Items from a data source
>>>>>
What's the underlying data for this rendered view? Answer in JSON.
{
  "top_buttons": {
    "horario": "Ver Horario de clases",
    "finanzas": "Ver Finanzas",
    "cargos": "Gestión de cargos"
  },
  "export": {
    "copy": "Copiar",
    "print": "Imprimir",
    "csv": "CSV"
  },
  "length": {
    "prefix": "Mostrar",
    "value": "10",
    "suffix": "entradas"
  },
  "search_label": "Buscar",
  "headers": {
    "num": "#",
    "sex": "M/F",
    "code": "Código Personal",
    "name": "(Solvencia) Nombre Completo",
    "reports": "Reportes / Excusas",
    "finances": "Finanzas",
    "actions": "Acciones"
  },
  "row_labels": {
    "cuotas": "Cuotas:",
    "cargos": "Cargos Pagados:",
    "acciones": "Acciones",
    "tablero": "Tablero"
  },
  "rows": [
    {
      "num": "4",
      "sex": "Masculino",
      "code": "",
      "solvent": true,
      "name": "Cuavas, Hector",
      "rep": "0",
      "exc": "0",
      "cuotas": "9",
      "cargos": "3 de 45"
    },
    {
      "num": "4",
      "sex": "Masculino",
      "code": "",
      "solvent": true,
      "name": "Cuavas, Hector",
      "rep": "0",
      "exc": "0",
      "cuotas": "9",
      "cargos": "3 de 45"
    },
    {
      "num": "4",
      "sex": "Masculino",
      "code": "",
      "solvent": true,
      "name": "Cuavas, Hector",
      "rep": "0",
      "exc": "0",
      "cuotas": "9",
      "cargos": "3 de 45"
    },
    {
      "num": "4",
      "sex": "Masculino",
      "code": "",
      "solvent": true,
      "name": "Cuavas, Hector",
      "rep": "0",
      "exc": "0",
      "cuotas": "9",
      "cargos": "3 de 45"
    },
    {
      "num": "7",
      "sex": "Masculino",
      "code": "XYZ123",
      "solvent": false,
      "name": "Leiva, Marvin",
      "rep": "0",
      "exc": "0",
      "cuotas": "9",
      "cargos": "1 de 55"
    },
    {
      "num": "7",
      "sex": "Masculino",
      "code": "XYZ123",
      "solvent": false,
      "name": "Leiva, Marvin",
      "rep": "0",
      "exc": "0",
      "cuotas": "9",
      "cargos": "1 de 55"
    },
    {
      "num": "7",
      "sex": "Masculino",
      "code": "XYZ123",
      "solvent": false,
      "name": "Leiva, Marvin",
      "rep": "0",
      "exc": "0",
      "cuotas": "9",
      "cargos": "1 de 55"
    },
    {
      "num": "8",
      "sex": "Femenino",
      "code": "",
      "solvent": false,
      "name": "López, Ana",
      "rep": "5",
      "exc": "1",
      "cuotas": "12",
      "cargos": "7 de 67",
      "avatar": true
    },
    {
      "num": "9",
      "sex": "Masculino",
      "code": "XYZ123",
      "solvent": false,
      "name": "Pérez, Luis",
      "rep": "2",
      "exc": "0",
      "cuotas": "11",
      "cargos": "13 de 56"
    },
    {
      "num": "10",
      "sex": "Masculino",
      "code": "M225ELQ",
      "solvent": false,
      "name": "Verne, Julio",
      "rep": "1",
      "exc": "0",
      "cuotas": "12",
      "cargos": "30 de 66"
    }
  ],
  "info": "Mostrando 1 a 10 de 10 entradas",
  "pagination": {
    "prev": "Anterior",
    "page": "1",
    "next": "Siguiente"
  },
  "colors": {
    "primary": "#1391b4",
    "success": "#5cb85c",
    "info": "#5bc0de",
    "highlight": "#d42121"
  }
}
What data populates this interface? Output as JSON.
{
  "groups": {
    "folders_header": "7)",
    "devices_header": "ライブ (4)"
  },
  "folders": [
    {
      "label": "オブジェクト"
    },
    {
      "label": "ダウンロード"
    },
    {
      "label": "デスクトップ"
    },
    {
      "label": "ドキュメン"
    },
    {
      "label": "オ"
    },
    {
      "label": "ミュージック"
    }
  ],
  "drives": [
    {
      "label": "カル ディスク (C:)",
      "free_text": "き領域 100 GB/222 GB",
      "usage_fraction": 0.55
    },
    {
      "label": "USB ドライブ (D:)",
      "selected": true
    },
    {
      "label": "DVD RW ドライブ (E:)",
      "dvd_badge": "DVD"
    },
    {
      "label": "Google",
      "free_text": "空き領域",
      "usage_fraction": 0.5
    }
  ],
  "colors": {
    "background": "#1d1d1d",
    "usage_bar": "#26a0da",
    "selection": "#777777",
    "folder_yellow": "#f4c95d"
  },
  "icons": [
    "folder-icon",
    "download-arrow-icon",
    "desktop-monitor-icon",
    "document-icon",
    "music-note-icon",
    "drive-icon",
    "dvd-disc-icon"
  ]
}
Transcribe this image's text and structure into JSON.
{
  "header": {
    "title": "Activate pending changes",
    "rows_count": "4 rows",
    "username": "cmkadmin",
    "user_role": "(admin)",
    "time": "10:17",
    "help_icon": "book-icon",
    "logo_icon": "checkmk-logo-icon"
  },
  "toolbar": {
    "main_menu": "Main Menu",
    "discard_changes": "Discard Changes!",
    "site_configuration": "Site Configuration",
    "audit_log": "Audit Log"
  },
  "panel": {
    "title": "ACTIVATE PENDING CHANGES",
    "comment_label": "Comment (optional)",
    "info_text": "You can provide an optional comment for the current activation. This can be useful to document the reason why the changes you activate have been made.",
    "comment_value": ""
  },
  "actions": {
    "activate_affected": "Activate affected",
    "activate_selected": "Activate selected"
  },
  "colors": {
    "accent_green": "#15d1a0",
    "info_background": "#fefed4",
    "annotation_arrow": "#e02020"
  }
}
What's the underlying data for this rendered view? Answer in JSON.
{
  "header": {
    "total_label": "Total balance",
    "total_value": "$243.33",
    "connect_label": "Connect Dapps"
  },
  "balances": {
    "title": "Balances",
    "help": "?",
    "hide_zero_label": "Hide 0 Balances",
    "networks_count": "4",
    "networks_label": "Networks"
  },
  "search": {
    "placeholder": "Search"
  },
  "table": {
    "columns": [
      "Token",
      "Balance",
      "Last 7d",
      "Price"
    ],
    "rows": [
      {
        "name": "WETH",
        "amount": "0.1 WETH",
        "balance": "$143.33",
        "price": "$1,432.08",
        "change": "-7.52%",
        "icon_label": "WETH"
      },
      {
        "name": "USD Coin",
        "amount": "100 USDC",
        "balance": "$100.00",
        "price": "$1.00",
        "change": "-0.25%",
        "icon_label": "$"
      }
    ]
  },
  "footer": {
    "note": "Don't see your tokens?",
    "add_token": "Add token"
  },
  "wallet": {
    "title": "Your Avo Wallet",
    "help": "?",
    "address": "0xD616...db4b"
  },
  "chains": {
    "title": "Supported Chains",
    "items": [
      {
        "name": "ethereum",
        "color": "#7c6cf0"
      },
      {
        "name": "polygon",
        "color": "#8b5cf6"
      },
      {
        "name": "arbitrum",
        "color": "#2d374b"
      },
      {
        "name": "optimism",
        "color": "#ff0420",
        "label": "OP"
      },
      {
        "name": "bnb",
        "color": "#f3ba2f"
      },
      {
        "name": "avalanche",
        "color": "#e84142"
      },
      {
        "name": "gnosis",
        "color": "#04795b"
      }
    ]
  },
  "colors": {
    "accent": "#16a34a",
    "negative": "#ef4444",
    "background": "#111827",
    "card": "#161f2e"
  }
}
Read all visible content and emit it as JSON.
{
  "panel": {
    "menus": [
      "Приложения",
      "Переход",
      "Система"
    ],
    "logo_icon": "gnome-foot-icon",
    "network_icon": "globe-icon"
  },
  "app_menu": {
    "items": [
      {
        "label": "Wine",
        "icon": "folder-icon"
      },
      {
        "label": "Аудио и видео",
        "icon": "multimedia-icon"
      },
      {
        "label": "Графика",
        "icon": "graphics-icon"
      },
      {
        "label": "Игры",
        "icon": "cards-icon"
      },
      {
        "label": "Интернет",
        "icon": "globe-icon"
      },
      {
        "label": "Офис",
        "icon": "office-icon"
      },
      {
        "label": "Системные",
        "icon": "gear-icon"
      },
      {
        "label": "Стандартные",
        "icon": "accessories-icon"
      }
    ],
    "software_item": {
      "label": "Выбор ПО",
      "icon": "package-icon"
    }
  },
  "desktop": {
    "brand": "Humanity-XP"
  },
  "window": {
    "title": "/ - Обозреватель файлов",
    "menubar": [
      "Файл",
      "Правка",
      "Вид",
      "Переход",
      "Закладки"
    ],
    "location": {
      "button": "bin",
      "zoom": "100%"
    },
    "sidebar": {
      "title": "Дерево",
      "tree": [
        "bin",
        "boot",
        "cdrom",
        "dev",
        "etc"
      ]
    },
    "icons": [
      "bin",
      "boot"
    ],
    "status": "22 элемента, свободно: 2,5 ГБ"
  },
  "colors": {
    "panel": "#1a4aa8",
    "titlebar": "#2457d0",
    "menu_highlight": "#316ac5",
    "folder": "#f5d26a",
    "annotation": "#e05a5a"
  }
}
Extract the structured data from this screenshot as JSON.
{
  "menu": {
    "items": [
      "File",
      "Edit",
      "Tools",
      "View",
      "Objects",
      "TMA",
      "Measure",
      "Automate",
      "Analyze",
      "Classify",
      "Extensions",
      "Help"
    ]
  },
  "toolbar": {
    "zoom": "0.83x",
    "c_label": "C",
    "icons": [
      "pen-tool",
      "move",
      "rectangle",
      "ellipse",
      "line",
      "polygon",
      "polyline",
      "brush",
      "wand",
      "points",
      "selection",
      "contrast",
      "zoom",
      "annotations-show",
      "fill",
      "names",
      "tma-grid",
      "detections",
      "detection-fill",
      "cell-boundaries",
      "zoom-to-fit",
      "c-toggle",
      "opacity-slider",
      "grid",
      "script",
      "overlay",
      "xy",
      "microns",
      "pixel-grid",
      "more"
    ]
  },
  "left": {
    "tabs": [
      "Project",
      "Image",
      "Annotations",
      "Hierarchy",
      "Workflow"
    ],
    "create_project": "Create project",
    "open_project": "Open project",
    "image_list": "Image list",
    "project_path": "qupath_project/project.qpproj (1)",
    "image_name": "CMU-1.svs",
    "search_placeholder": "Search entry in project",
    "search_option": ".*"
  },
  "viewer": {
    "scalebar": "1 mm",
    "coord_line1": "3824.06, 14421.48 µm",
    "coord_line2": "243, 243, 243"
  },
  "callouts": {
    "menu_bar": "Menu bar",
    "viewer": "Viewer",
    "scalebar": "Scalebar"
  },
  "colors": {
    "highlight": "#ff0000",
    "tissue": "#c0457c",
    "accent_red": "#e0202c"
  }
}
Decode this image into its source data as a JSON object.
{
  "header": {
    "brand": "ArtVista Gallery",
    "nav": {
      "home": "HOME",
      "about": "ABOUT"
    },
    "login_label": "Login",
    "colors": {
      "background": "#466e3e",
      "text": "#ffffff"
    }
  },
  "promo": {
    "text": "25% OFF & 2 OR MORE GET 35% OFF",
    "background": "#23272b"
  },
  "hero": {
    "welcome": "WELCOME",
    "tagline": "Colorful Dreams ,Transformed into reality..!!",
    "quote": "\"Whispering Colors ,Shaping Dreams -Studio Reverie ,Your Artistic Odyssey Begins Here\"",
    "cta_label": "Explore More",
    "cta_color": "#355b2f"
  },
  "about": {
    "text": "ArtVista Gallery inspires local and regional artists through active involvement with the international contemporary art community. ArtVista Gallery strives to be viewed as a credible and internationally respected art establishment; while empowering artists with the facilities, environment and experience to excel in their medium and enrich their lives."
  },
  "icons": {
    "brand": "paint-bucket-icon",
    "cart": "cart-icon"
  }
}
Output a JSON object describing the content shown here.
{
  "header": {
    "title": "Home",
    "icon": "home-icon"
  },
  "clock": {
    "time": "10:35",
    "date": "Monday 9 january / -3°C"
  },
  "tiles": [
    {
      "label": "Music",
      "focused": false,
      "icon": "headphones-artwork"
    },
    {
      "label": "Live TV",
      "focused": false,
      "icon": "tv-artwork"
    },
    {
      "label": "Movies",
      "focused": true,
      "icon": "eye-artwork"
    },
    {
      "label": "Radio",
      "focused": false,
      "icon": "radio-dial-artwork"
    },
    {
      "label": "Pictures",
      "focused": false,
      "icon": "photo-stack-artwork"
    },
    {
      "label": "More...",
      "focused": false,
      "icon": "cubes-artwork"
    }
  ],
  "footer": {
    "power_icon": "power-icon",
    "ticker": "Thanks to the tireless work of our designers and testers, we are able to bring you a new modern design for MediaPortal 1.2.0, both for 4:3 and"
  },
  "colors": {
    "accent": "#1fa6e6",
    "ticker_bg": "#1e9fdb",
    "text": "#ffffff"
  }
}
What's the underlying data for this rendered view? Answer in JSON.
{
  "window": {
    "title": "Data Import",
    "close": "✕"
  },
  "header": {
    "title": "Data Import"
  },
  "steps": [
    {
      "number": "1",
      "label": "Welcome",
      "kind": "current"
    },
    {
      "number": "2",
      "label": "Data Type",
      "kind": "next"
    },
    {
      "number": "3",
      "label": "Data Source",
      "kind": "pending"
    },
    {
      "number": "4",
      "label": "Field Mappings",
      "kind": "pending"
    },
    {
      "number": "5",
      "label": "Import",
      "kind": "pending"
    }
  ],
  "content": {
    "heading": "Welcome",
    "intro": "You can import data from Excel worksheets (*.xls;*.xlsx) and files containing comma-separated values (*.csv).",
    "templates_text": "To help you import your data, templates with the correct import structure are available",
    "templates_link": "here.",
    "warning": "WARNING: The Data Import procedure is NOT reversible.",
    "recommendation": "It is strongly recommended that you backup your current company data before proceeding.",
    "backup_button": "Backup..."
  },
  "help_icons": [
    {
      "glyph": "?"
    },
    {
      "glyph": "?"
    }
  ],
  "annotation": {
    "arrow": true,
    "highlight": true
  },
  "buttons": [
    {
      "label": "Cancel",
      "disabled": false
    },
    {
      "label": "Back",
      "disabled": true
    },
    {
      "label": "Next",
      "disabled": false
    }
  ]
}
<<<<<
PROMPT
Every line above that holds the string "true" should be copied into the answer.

RESPONSE
      "solvent": true,
      "solvent": true,
      "solvent": true,
      "solvent": true,
      "avatar": true
      "selected": true
      "focused": true,
    "arrow": true,
    "highlight": true
      "disabled": true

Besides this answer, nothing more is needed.